Within the data below, find the string "Cropland" and return each line where it occurs.

——

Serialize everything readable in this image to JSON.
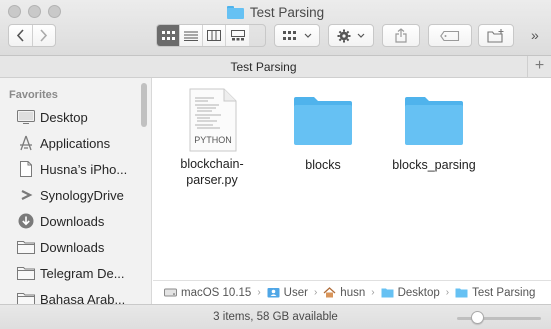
{
  "window": {
    "title": "Test Parsing",
    "path_header": "Test Parsing"
  },
  "toolbar": {
    "more_label": "»",
    "icon_size_fraction": 0.24
  },
  "sidebar": {
    "section_title": "Favorites",
    "items": [
      {
        "label": "Desktop",
        "icon": "desktop-icon"
      },
      {
        "label": "Applications",
        "icon": "applications-icon"
      },
      {
        "label": "Husna’s iPho...",
        "icon": "document-icon"
      },
      {
        "label": "SynologyDrive",
        "icon": "synology-icon"
      },
      {
        "label": "Downloads",
        "icon": "downloads-icon"
      },
      {
        "label": "Downloads",
        "icon": "folder-icon"
      },
      {
        "label": "Telegram De...",
        "icon": "folder-icon"
      },
      {
        "label": "Bahasa Arab...",
        "icon": "folder-icon"
      }
    ]
  },
  "files": [
    {
      "name": "blockchain-parser.py",
      "line1": "blockchain-",
      "line2": "parser.py",
      "badge": "PYTHON",
      "type": "python-file"
    },
    {
      "name": "blocks",
      "line1": "blocks",
      "line2": "",
      "type": "folder"
    },
    {
      "name": "blocks_parsing",
      "line1": "blocks_parsing",
      "line2": "",
      "type": "folder"
    }
  ],
  "pathbar": {
    "crumbs": [
      "macOS 10.15",
      "User",
      "husn",
      "Desktop",
      "Test Parsing"
    ]
  },
  "status": {
    "text": "3 items, 58 GB available"
  },
  "colors": {
    "folder": "#66c1f3",
    "folder_dark": "#4fb3ec",
    "accent": "#1a82ff"
  }
}
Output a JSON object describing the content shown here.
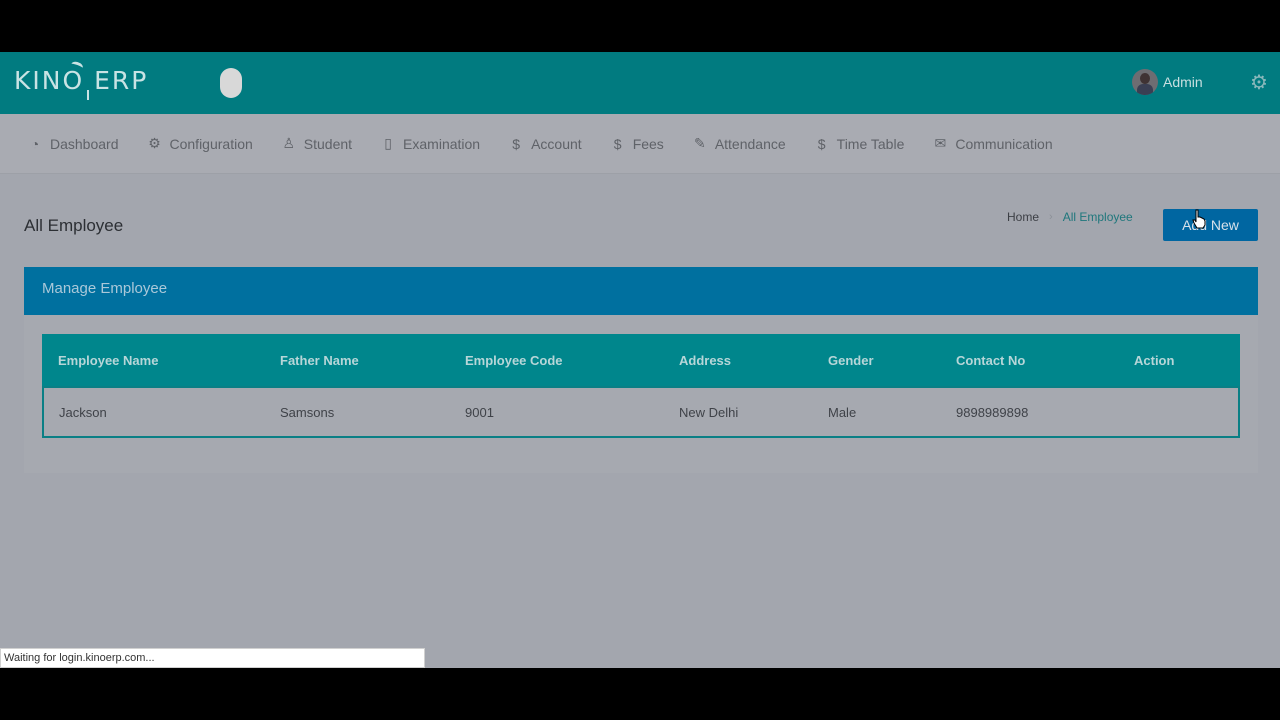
{
  "app": {
    "logo_text": "KINO ERP"
  },
  "header": {
    "user_name": "Admin"
  },
  "nav": {
    "items": [
      {
        "label": "Dashboard",
        "icon": "dashboard-icon"
      },
      {
        "label": "Configuration",
        "icon": "gear-icon"
      },
      {
        "label": "Student",
        "icon": "user-icon"
      },
      {
        "label": "Examination",
        "icon": "clipboard-icon"
      },
      {
        "label": "Account",
        "icon": "dollar-icon"
      },
      {
        "label": "Fees",
        "icon": "dollar-icon"
      },
      {
        "label": "Attendance",
        "icon": "edit-icon"
      },
      {
        "label": "Time Table",
        "icon": "dollar-icon"
      },
      {
        "label": "Communication",
        "icon": "envelope-icon"
      }
    ]
  },
  "page": {
    "title": "All Employee",
    "breadcrumb": {
      "home": "Home",
      "current": "All Employee"
    },
    "add_button": "Add New"
  },
  "card": {
    "title": "Manage Employee"
  },
  "table": {
    "columns": [
      "Employee Name",
      "Father Name",
      "Employee Code",
      "Address",
      "Gender",
      "Contact No",
      "Action"
    ],
    "rows": [
      [
        "Jackson",
        "Samsons",
        "9001",
        "New Delhi",
        "Male",
        "9898989898",
        ""
      ]
    ]
  },
  "status_bar": {
    "text": "Waiting for login.kinoerp.com..."
  },
  "colors": {
    "topbar": "#017b80",
    "card_header": "#00709f",
    "table_header": "#00868c",
    "button": "#0066a1"
  }
}
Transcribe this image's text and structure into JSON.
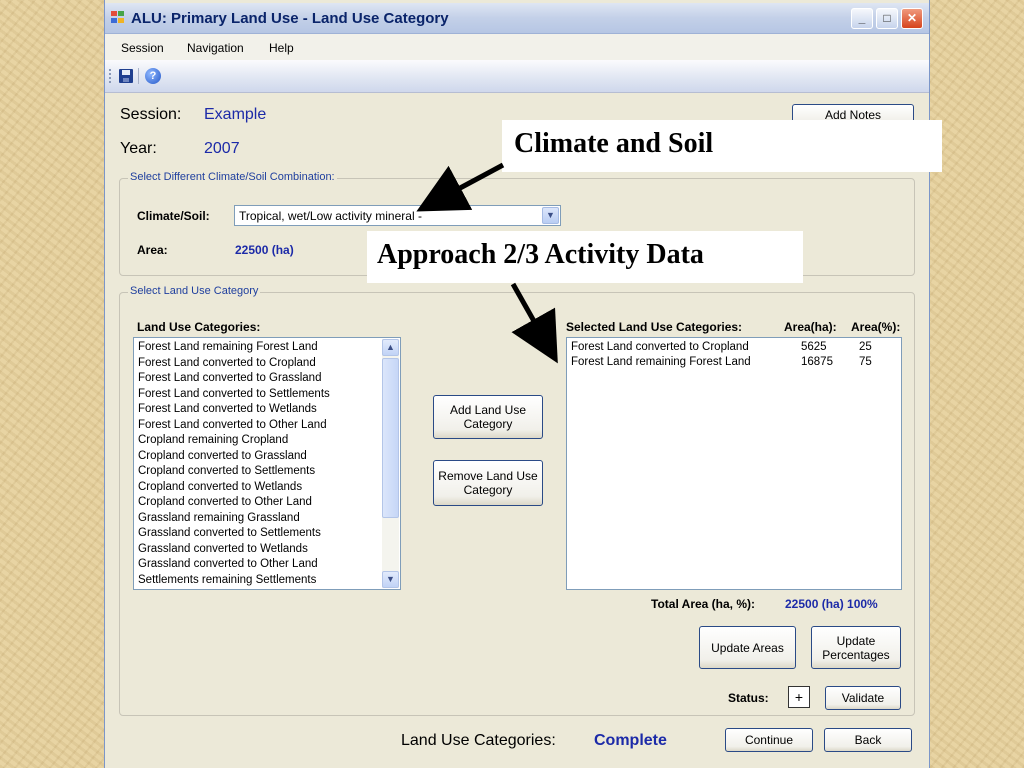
{
  "window": {
    "title": "ALU: Primary Land Use - Land Use Category",
    "minimize_icon": "minimize-icon",
    "maximize_icon": "maximize-icon",
    "close_icon": "close-icon"
  },
  "menu": [
    "Session",
    "Navigation",
    "Help"
  ],
  "toolbar": {
    "icons": [
      "save-icon",
      "help-icon"
    ]
  },
  "session": {
    "label": "Session:",
    "value": "Example"
  },
  "year": {
    "label": "Year:",
    "value": "2007"
  },
  "add_notes_label": "Add Notes",
  "climate_group": {
    "title": "Select Different Climate/Soil Combination:",
    "climate_label": "Climate/Soil:",
    "climate_value": "Tropical, wet/Low activity mineral  -",
    "area_label": "Area:",
    "area_value": "22500 (ha)"
  },
  "land_use_group": {
    "title": "Select Land Use Category",
    "list_header": "Land Use Categories:",
    "categories": [
      "Forest Land remaining Forest Land",
      "Forest Land converted to Cropland",
      "Forest Land converted to Grassland",
      "Forest Land converted to Settlements",
      "Forest Land converted to Wetlands",
      "Forest Land converted to Other Land",
      "Cropland remaining Cropland",
      "Cropland converted to Grassland",
      "Cropland converted to Settlements",
      "Cropland converted to Wetlands",
      "Cropland converted to Other Land",
      "Grassland remaining Grassland",
      "Grassland converted to Settlements",
      "Grassland converted to Wetlands",
      "Grassland converted to Other Land",
      "Settlements remaining Settlements"
    ],
    "add_button": "Add Land Use Category",
    "remove_button": "Remove Land Use Category",
    "selected_header": "Selected Land Use Categories:",
    "area_ha_header": "Area(ha):",
    "area_pct_header": "Area(%):",
    "selected": [
      {
        "name": "Forest Land converted to Cropland",
        "area_ha": "5625",
        "area_pct": "25"
      },
      {
        "name": "Forest Land remaining Forest Land",
        "area_ha": "16875",
        "area_pct": "75"
      }
    ],
    "total_label": "Total Area (ha, %):",
    "total_value": "22500 (ha) 100%",
    "update_areas": "Update Areas",
    "update_percentages": "Update Percentages",
    "status_label": "Status:",
    "status_value": "+",
    "validate": "Validate"
  },
  "footer": {
    "label": "Land Use Categories:",
    "value": "Complete",
    "continue": "Continue",
    "back": "Back"
  },
  "callouts": {
    "climate_soil": "Climate and Soil",
    "activity_data": "Approach 2/3 Activity Data"
  }
}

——

* **Exercise solution**
      "Forest Land converted to Cropland",
      "Cropland remaining Cropland",
      "Cropland converted to Grassland",
      "Cropland converted to Settlements",
      "Cropland converted to Wetlands",
      "Cropland converted to Other Land",
        "name": "Forest Land converted to Cropland",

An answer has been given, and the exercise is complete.